[Stored records]
★ ★ ★ ★ ★ ★ ★

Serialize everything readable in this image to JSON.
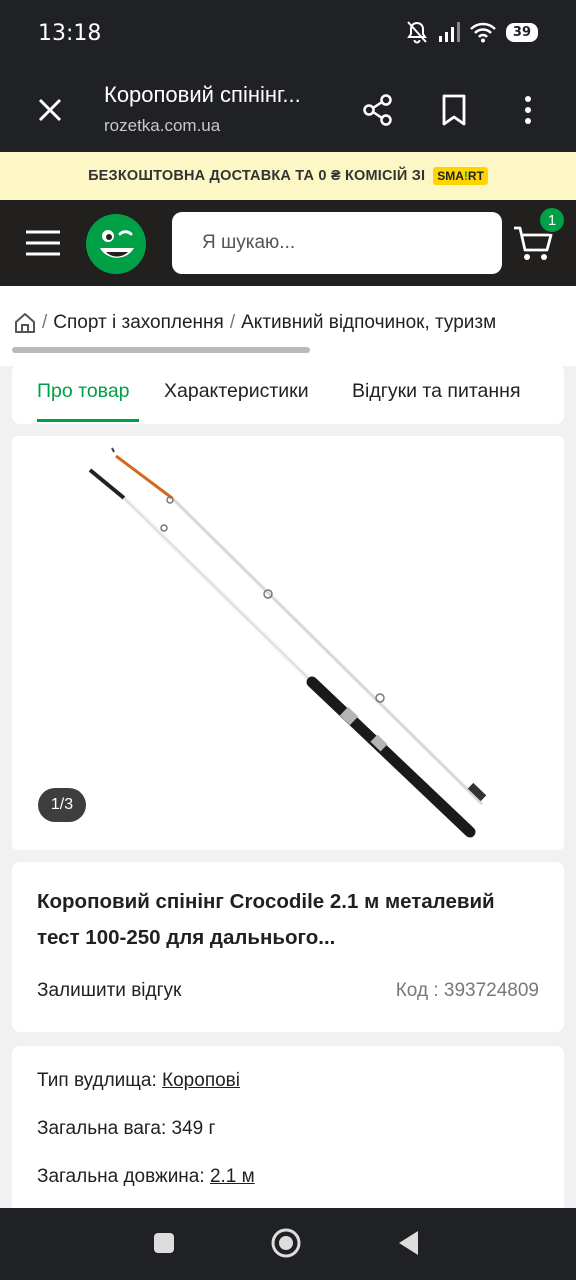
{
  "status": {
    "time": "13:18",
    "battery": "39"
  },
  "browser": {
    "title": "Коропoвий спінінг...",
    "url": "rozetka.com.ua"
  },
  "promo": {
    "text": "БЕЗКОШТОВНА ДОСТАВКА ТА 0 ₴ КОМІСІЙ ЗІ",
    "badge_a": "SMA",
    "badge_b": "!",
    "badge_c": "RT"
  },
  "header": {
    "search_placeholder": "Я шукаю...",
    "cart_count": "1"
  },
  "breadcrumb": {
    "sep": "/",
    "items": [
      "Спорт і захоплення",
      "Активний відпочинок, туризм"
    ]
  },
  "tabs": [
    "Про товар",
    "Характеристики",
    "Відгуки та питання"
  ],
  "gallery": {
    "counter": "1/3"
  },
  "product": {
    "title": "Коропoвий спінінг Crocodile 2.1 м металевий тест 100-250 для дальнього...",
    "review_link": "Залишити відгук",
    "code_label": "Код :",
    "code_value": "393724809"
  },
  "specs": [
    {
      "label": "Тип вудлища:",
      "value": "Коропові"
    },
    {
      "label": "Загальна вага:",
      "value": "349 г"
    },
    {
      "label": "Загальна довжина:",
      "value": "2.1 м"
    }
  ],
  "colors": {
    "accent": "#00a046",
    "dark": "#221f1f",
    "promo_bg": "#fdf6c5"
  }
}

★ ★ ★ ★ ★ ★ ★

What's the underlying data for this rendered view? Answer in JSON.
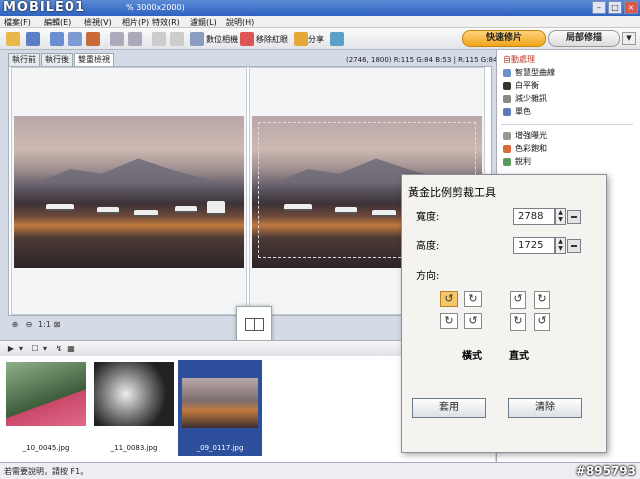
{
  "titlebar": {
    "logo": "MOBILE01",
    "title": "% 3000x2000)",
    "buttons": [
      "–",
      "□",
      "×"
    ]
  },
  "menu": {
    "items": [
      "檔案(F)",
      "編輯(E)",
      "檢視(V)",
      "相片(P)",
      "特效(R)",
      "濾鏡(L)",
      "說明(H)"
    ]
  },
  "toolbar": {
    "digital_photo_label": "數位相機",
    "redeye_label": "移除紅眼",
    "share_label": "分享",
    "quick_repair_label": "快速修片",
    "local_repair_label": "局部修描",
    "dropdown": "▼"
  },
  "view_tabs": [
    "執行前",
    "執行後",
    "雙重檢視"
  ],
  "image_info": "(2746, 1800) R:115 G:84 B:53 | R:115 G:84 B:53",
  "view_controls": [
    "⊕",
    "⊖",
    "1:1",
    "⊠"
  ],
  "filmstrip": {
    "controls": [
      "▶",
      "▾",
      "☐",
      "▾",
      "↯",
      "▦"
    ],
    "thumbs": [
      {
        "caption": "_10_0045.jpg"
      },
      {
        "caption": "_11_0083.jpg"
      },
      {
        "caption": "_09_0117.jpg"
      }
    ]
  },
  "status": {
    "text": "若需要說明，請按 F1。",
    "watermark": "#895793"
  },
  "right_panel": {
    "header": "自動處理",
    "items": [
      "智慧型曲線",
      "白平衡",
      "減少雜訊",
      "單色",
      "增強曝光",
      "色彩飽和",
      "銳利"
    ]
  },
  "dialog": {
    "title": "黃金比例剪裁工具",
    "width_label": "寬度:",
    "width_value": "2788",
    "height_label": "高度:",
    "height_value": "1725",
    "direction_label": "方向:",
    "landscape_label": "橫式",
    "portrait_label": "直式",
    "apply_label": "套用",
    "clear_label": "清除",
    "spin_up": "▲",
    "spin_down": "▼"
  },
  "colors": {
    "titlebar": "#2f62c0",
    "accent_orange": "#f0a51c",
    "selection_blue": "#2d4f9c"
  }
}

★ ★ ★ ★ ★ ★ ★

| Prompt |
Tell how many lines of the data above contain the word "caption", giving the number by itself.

| Output below |
3